- Aim of the exercise
Would you please copy every line below that includes the string "nonummy"?

##### Data records

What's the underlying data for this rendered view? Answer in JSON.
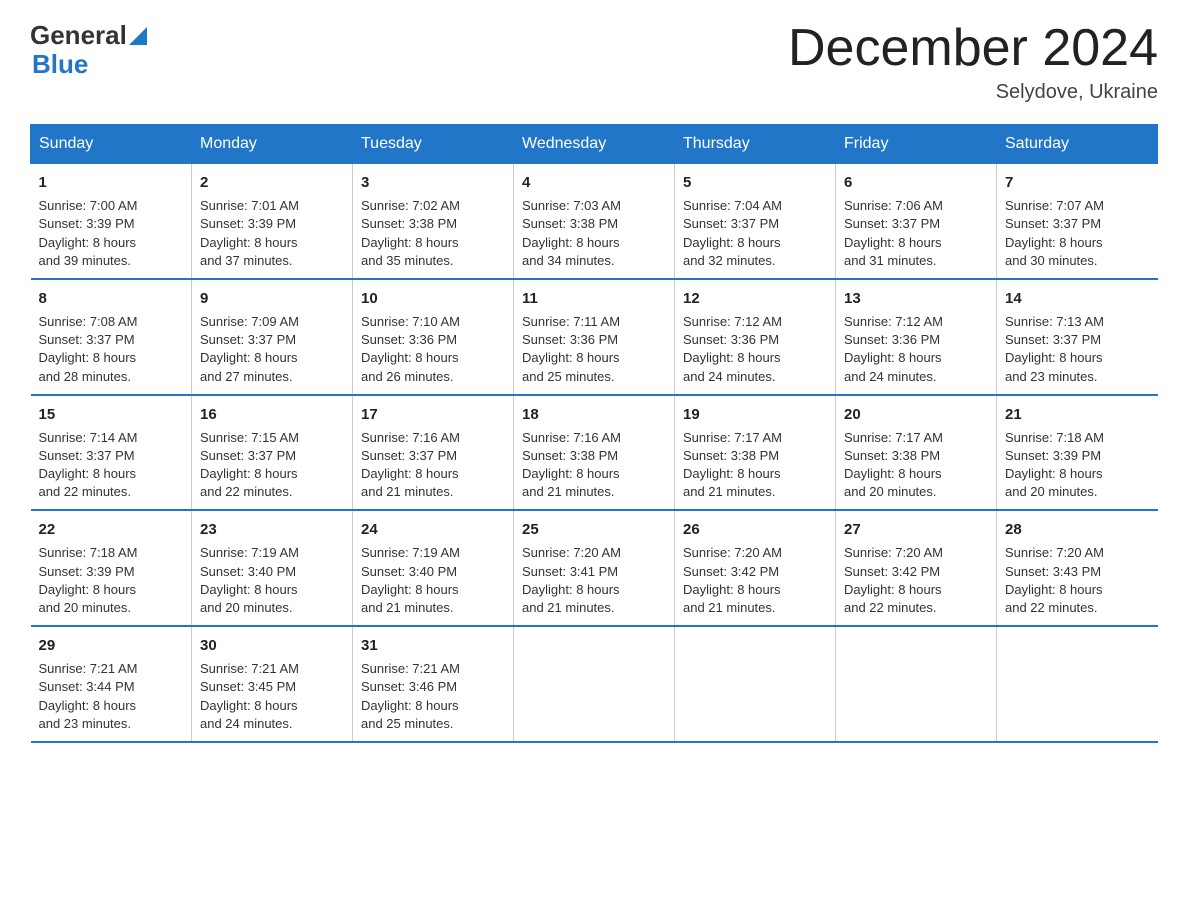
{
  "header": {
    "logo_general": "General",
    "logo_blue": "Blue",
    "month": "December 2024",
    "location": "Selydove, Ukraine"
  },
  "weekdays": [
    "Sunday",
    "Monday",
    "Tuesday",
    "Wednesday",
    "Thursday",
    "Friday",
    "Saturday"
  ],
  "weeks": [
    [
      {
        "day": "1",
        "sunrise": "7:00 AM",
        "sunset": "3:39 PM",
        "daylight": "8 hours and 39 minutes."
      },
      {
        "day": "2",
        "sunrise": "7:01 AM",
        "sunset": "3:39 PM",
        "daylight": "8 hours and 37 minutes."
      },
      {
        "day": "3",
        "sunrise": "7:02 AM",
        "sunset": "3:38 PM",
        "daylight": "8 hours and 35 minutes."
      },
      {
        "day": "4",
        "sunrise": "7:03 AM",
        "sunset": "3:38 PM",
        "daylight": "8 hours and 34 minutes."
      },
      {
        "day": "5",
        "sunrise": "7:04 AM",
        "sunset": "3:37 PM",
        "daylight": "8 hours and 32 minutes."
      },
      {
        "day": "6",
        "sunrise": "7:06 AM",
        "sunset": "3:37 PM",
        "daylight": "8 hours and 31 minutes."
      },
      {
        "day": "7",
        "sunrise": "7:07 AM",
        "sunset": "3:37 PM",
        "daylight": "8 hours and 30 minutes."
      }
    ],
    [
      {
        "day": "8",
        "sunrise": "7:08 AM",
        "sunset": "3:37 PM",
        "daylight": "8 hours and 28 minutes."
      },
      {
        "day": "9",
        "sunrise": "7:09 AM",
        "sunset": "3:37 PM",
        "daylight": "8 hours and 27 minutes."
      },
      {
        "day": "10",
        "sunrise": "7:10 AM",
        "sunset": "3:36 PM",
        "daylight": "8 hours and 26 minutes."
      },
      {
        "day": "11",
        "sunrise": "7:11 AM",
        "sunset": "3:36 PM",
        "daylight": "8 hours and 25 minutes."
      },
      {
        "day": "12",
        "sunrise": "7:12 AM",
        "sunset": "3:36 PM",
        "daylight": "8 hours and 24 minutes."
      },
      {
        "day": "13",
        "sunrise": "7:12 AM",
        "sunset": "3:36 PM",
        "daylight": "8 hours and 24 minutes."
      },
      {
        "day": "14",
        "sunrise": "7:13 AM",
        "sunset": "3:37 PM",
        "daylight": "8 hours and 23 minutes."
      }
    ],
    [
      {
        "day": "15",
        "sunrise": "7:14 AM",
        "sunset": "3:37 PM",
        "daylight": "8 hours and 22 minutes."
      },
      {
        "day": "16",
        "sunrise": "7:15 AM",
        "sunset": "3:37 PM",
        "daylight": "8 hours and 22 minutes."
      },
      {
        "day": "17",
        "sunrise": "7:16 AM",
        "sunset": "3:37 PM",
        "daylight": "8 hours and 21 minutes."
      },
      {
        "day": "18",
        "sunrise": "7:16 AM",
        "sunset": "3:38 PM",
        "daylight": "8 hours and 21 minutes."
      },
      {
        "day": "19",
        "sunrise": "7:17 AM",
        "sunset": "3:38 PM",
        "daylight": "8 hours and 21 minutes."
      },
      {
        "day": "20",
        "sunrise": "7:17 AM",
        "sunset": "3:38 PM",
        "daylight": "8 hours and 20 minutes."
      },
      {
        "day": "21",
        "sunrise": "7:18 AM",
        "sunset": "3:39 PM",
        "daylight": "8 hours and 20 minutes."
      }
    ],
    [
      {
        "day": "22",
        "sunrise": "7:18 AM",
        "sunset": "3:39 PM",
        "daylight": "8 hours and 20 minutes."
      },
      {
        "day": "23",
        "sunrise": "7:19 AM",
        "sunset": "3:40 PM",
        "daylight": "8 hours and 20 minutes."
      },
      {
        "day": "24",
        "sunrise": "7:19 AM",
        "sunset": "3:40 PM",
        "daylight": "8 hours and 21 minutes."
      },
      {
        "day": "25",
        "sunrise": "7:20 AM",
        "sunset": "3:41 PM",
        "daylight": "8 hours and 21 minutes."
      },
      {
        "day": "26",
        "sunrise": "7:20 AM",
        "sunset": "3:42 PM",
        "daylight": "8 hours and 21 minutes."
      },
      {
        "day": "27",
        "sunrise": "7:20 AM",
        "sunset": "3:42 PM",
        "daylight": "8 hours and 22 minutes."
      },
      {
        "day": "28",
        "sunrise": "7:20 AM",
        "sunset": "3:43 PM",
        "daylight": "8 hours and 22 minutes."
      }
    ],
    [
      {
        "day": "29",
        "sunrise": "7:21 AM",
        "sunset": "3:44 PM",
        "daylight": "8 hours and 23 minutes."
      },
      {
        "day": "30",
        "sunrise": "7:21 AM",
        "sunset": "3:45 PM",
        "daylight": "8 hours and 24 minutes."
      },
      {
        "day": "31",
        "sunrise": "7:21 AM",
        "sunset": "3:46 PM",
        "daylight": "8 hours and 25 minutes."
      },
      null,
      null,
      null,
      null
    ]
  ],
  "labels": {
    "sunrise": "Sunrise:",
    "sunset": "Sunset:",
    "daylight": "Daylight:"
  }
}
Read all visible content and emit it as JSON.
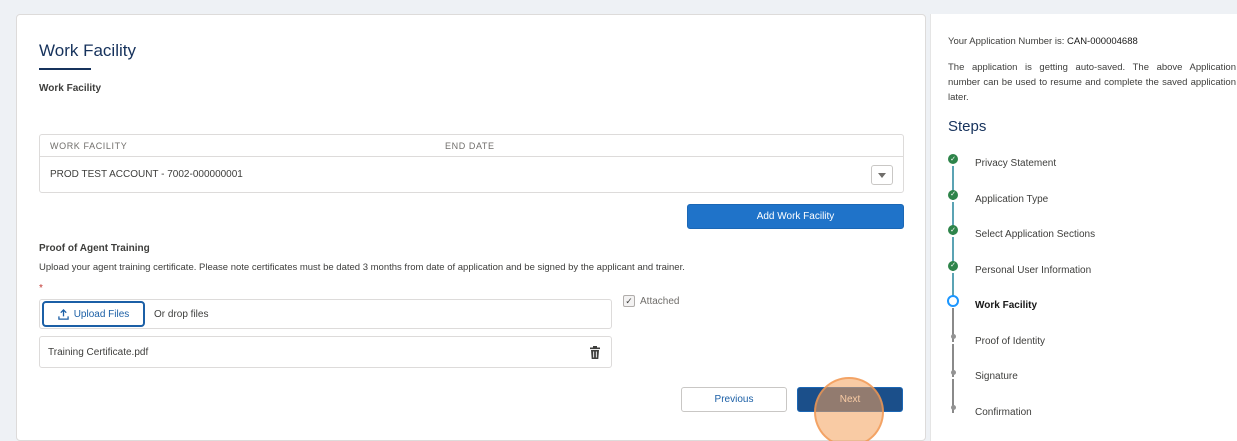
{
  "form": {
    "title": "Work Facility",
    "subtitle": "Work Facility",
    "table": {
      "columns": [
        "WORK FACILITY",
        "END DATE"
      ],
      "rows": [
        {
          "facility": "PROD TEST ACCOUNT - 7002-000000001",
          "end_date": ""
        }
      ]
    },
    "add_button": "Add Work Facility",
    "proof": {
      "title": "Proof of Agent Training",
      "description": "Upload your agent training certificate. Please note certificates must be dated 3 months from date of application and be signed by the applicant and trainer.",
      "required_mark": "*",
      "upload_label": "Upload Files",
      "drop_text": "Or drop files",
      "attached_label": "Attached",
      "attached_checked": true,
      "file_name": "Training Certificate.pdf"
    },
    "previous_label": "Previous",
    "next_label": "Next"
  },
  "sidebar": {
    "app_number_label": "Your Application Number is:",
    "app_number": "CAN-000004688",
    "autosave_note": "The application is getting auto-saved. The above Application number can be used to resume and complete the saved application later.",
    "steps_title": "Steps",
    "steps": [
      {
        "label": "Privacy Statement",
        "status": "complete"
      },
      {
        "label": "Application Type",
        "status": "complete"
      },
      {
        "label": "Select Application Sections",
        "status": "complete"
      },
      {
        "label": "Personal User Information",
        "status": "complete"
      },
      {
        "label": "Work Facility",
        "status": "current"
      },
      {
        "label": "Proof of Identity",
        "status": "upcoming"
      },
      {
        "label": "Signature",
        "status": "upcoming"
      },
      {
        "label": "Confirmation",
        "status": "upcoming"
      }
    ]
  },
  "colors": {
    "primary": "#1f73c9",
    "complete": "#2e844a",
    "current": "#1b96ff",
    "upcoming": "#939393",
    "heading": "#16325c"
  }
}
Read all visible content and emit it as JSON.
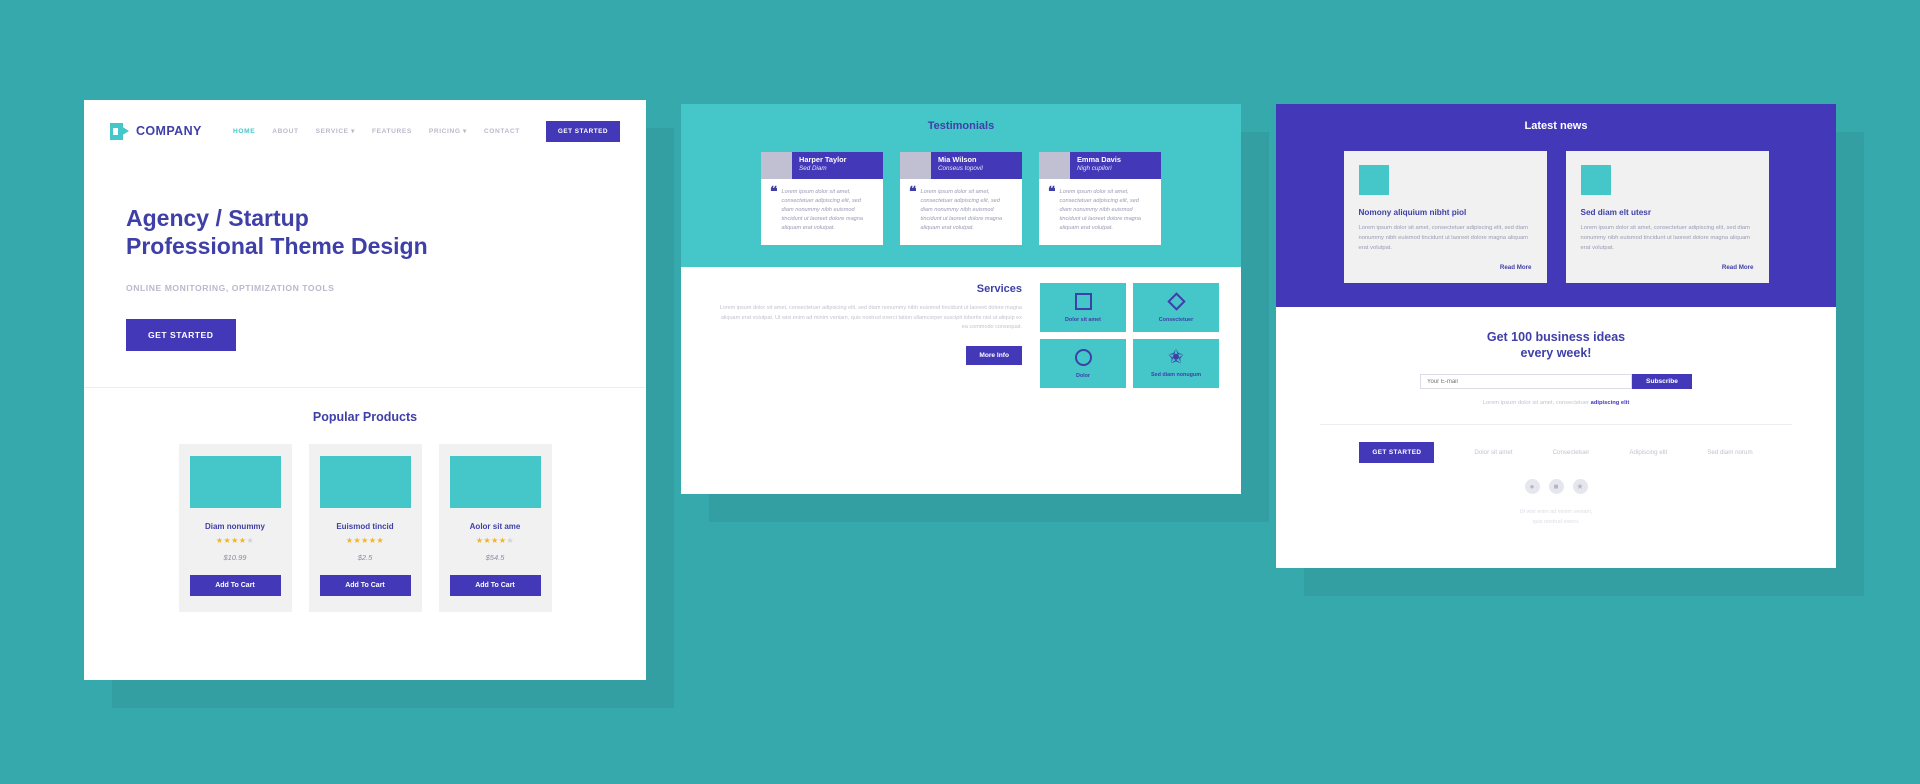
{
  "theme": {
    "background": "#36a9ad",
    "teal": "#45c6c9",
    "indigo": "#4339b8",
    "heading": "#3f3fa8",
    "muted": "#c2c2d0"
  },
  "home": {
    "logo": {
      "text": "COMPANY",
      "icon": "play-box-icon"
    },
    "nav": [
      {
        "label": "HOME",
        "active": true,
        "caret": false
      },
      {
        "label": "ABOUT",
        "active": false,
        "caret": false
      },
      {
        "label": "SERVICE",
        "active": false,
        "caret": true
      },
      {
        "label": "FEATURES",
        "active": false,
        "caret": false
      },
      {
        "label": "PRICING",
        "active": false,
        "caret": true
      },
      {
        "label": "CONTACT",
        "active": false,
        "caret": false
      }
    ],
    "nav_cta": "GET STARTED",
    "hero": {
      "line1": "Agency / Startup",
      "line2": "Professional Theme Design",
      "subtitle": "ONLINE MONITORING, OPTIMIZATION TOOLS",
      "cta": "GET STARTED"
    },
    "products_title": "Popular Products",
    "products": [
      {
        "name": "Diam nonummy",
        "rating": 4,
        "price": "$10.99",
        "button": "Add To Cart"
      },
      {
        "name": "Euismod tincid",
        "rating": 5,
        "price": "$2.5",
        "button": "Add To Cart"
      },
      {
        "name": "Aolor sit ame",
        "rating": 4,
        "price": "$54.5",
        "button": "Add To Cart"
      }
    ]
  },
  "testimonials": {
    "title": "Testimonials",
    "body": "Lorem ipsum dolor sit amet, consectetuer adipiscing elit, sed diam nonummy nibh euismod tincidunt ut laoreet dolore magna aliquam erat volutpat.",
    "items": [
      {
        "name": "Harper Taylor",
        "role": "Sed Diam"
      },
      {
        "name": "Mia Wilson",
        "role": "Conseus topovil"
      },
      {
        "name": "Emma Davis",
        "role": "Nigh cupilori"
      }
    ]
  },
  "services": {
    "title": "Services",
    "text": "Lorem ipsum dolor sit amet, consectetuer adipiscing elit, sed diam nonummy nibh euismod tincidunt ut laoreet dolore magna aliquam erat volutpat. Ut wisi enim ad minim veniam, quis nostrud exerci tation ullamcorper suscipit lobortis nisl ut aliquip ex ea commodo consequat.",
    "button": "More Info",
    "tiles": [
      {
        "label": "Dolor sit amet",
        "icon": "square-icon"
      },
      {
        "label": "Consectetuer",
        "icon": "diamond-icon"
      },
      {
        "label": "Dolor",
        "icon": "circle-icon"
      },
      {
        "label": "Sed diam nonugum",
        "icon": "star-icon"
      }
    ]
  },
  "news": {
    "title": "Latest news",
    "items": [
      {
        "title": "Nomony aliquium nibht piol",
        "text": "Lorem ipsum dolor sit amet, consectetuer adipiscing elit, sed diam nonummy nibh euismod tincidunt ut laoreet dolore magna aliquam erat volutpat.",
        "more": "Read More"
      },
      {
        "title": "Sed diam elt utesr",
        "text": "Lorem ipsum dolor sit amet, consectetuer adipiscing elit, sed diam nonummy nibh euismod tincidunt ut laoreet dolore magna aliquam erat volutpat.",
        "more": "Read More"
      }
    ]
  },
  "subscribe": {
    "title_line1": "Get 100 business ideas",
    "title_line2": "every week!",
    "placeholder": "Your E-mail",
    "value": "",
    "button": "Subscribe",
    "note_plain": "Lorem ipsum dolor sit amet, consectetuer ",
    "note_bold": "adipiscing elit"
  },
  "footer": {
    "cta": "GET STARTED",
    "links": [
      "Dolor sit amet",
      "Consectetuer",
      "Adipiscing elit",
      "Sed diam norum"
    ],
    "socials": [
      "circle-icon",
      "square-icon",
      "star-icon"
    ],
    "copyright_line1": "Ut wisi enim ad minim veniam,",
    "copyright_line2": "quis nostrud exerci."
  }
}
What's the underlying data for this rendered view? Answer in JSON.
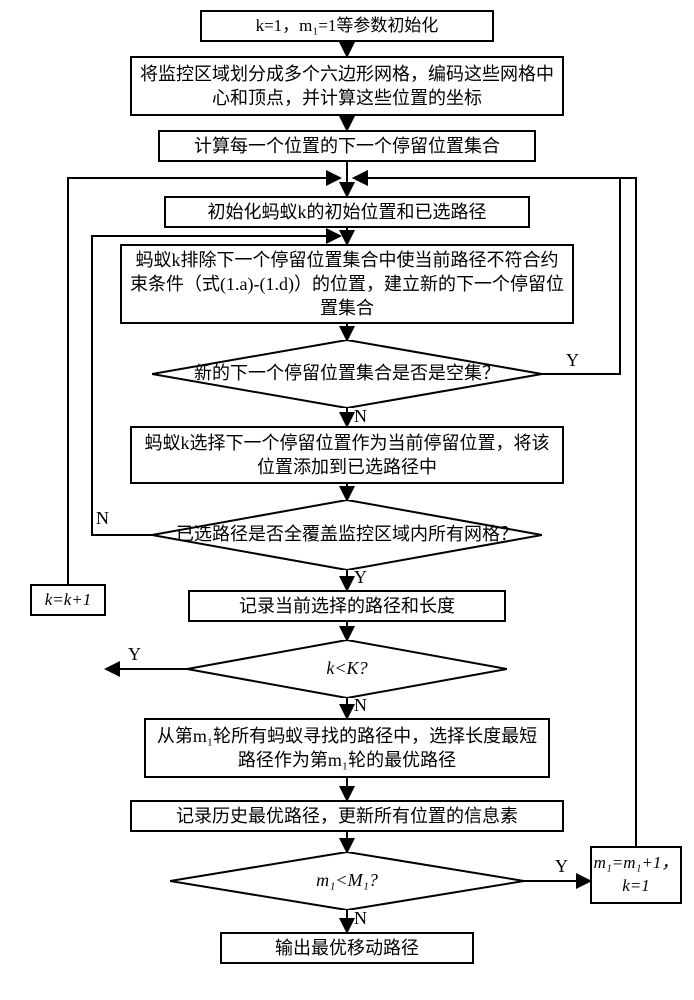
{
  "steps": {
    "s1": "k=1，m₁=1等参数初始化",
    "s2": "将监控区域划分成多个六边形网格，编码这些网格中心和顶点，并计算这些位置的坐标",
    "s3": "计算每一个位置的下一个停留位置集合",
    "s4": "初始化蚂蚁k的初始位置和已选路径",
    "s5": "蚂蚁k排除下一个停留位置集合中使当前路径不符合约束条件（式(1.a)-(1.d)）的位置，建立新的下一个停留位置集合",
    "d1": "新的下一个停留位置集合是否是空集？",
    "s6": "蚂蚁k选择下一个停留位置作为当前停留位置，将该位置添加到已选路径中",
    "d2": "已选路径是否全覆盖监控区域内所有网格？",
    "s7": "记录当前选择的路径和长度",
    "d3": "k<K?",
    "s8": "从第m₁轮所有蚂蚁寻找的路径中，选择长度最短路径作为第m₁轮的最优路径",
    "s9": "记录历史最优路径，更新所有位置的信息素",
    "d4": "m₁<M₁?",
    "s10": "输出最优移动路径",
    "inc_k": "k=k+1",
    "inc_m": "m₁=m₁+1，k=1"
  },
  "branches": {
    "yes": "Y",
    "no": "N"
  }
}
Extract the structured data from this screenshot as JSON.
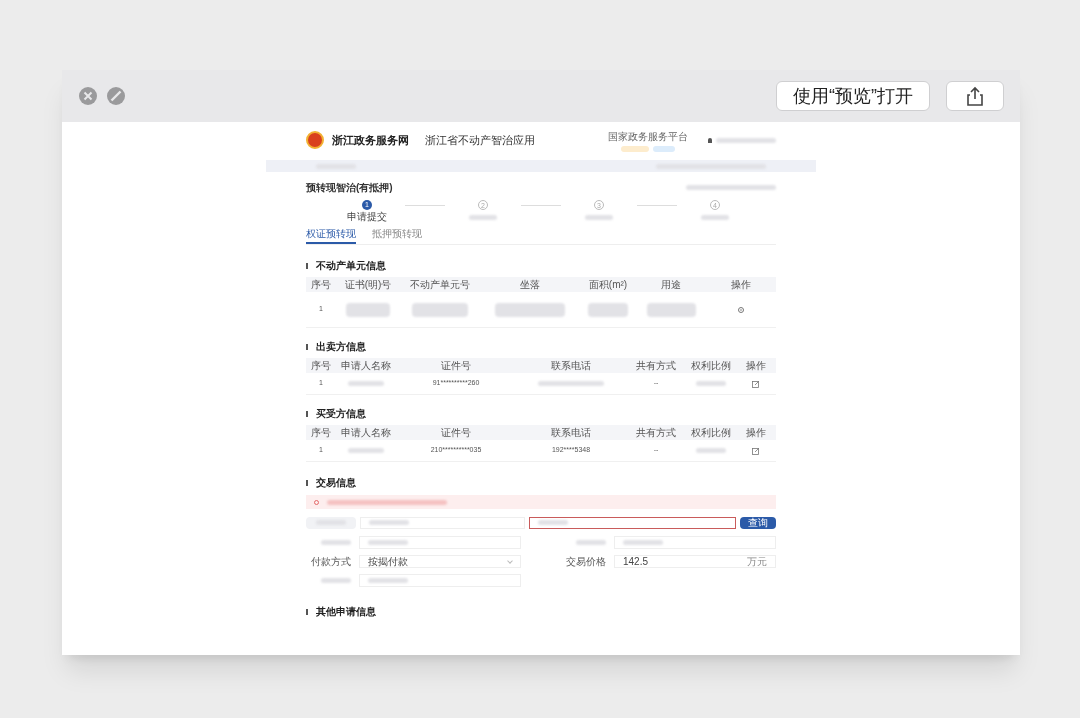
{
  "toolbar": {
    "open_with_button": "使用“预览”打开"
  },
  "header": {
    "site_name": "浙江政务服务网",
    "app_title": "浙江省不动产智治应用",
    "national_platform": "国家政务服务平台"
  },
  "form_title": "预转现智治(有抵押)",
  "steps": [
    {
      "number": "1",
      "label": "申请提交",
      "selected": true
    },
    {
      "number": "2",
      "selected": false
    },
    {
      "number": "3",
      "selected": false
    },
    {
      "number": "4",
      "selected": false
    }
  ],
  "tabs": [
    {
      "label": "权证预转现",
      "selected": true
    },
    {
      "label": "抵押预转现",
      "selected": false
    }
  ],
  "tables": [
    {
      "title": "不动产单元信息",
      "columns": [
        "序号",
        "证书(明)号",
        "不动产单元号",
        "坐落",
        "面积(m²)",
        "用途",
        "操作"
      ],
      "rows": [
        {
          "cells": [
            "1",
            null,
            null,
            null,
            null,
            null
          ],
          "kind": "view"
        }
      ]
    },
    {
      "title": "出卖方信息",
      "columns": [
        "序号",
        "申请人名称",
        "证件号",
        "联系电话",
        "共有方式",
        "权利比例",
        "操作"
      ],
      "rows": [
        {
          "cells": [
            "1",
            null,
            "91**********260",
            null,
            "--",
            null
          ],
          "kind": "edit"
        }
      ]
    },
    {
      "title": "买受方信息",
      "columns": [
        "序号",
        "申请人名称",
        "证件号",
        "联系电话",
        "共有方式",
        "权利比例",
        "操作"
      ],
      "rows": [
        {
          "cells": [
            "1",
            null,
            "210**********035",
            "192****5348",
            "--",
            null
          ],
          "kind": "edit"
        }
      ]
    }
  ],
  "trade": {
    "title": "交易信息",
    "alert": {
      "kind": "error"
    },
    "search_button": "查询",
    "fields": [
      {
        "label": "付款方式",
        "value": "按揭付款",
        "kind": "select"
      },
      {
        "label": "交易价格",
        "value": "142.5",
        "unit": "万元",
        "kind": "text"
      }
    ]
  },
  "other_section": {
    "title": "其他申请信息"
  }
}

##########

- Expected answer
        "name": "Diam nonummy",
    "body": "Lorem ipsum dolor sit amet, consectetuer adipiscing elit, sed diam nonummy nibh euismod tincidunt ut laoreet dolore magna aliquam erat volutpat.",
    "text": "Lorem ipsum dolor sit amet, consectetuer adipiscing elit, sed diam nonummy nibh euismod tincidunt ut laoreet dolore magna aliquam erat volutpat. Ut wisi enim ad minim veniam, quis nostrud exerci tation ullamcorper suscipit lobortis nisl ut aliquip ex ea commodo consequat.",
        "text": "Lorem ipsum dolor sit amet, consectetuer adipiscing elit, sed diam nonummy nibh euismod tincidunt ut laoreet dolore magna aliquam erat volutpat.",
        "text": "Lorem ipsum dolor sit amet, consectetuer adipiscing elit, sed diam nonummy nibh euismod tincidunt ut laoreet dolore magna aliquam erat volutpat.",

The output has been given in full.